◆ Excerpted records ◆

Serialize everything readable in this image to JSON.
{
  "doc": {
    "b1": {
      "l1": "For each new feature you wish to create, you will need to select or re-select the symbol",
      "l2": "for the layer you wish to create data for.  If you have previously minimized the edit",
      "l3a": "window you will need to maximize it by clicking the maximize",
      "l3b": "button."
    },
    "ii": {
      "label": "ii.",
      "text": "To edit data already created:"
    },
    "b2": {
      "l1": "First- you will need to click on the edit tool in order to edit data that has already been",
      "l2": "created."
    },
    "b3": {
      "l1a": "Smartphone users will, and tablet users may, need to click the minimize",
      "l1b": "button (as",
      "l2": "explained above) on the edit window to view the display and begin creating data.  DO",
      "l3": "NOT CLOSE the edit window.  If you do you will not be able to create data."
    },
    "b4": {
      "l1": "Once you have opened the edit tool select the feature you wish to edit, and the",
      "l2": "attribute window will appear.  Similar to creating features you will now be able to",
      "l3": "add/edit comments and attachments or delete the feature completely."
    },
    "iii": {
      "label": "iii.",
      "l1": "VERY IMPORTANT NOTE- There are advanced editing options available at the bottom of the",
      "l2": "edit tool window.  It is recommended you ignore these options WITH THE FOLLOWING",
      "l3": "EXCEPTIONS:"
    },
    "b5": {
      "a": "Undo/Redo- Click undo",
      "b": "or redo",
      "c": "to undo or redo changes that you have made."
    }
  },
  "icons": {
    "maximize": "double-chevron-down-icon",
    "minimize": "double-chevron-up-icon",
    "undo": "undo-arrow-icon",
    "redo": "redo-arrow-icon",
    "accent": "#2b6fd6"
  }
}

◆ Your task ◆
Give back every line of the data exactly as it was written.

◆ Exercise response ◆
Serialize everything readable in this image to JSON.
{
  "doc": {
    "b1": {
      "l1": "For each new feature you wish to create, you will need to select or re-select the symbol",
      "l2": "for the layer you wish to create data for.  If you have previously minimized the edit",
      "l3a": "window you will need to maximize it by clicking the maximize",
      "l3b": "button."
    },
    "ii": {
      "label": "ii.",
      "text": "To edit data already created:"
    },
    "b2": {
      "l1": "First- you will need to click on the edit tool in order to edit data that has already been",
      "l2": "created."
    },
    "b3": {
      "l1a": "Smartphone users will, and tablet users may, need to click the minimize",
      "l1b": "button (as",
      "l2": "explained above) on the edit window to view the display and begin creating data.  DO",
      "l3": "NOT CLOSE the edit window.  If you do you will not be able to create data."
    },
    "b4": {
      "l1": "Once you have opened the edit tool select the feature you wish to edit, and the",
      "l2": "attribute window will appear.  Similar to creating features you will now be able to",
      "l3": "add/edit comments and attachments or delete the feature completely."
    },
    "iii": {
      "label": "iii.",
      "l1": "VERY IMPORTANT NOTE- There are advanced editing options available at the bottom of the",
      "l2": "edit tool window.  It is recommended you ignore these options WITH THE FOLLOWING",
      "l3": "EXCEPTIONS:"
    },
    "b5": {
      "a": "Undo/Redo- Click undo",
      "b": "or redo",
      "c": "to undo or redo changes that you have made."
    }
  },
  "icons": {
    "maximize": "double-chevron-down-icon",
    "minimize": "double-chevron-up-icon",
    "undo": "undo-arrow-icon",
    "redo": "redo-arrow-icon",
    "accent": "#2b6fd6"
  }
}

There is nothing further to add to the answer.